Containment • The US takes on the policy of containment or trying to block the Soviet influence elsewhere in the world.
Containment • Containment policies meant the US tried to create alliances with countries against the Soviet Union and tried to stop countries from becoming communist.
Truman Doctrine (March 12, 1947) • US President Harry Truman wanted to influence new/developing countries to not support communism.
Truman Doctrine • The Truman Doctrine was his plan stating that the United States would provide “support” to countries that were not communist or were resisting communism.
Marshall Plan (June 5, 1947) • Going along with the Truman Doctrine the Marshall Plan said the United States would provide food, machines, and other necessities for countries that were struggling after WW2.
Marshall Plan • Many people argued that while these plans wouldn’t support communism they could support dictators.
Divided Berlin • At the Yalta/Potsdam Conferences, it was decided that Germany would be divided into four occupied sections.
Divided Berlin • Berlin is in the Soviet sector of Germany. Even though Berlin is in eastern Germany, the city itself was divided into an eastern part under Soviet control and a western part under European/American control.
Berlin Airlift • The US, Britain, and France decided they no longer needed to be occupying their zones of Germany and Berlin in 1948. They withdrew so Germany could unite. • The Soviet Union refused to withdraw from their zone. Since Berlin was in the Soviet zone and also divided, they cut off all supplies (food, water, and traffic) to the western part of Berlin.

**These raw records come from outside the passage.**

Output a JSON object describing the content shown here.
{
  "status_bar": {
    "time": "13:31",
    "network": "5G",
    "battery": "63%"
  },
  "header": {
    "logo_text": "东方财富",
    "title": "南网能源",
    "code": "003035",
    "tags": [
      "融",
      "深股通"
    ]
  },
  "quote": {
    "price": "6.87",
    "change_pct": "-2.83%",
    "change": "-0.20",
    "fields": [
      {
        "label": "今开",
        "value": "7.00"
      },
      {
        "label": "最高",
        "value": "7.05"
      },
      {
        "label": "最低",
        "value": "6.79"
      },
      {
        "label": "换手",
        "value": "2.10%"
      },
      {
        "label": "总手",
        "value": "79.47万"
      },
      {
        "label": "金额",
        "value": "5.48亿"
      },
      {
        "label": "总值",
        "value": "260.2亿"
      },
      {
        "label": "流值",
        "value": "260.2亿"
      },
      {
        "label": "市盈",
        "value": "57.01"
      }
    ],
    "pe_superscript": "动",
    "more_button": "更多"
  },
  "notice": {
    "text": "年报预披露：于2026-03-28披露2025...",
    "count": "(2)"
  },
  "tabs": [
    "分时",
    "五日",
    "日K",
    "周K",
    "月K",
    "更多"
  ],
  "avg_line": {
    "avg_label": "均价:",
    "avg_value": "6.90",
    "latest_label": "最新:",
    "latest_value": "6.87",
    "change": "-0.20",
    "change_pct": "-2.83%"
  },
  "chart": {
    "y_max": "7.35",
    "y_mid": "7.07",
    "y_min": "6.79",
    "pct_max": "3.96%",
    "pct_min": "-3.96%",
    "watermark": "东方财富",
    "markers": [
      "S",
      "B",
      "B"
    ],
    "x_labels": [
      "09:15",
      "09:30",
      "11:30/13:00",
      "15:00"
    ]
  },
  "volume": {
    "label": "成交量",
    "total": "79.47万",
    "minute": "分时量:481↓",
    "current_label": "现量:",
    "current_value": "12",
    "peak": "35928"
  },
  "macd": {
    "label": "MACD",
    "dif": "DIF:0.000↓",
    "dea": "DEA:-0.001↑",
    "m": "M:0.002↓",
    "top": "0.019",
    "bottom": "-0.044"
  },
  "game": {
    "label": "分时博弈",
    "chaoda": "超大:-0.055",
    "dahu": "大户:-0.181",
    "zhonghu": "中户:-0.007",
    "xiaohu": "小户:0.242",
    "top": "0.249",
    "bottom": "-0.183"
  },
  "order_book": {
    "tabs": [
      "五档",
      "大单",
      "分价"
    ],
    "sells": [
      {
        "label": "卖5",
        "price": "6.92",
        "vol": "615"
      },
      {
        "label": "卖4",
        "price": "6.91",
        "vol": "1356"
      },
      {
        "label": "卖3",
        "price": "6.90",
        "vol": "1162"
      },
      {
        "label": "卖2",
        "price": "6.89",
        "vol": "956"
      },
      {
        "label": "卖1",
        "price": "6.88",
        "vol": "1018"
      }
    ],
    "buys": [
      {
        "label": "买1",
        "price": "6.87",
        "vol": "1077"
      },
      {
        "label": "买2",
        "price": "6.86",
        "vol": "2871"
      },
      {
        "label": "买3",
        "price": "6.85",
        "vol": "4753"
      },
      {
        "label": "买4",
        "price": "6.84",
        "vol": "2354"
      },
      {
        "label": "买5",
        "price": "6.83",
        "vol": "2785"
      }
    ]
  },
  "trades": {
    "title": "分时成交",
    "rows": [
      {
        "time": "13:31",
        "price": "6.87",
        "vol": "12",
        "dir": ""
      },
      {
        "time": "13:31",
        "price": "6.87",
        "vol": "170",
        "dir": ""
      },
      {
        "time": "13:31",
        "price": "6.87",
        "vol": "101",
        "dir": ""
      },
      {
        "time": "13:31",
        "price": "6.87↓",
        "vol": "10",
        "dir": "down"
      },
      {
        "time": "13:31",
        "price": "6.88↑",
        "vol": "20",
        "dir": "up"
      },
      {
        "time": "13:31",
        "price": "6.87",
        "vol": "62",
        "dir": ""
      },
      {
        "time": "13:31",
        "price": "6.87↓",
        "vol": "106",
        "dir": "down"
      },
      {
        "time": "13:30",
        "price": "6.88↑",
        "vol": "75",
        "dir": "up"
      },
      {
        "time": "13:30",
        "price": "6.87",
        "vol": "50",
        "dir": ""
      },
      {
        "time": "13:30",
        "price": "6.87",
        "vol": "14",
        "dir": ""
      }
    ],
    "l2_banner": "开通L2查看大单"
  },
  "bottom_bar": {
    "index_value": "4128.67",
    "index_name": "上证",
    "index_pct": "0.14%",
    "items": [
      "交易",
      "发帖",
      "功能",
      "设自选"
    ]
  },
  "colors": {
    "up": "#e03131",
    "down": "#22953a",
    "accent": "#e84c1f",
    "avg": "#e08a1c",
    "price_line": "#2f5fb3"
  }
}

Berlin Airlift • The Soviet Union hoped that this would make the other countries that had zones in Germany scared and reoccupy their zones. • The US and Britain countered the blockade by flying supplies into the western side of Berlin. The Soviets looked like fools and eventually lifted their blockade in May 1949.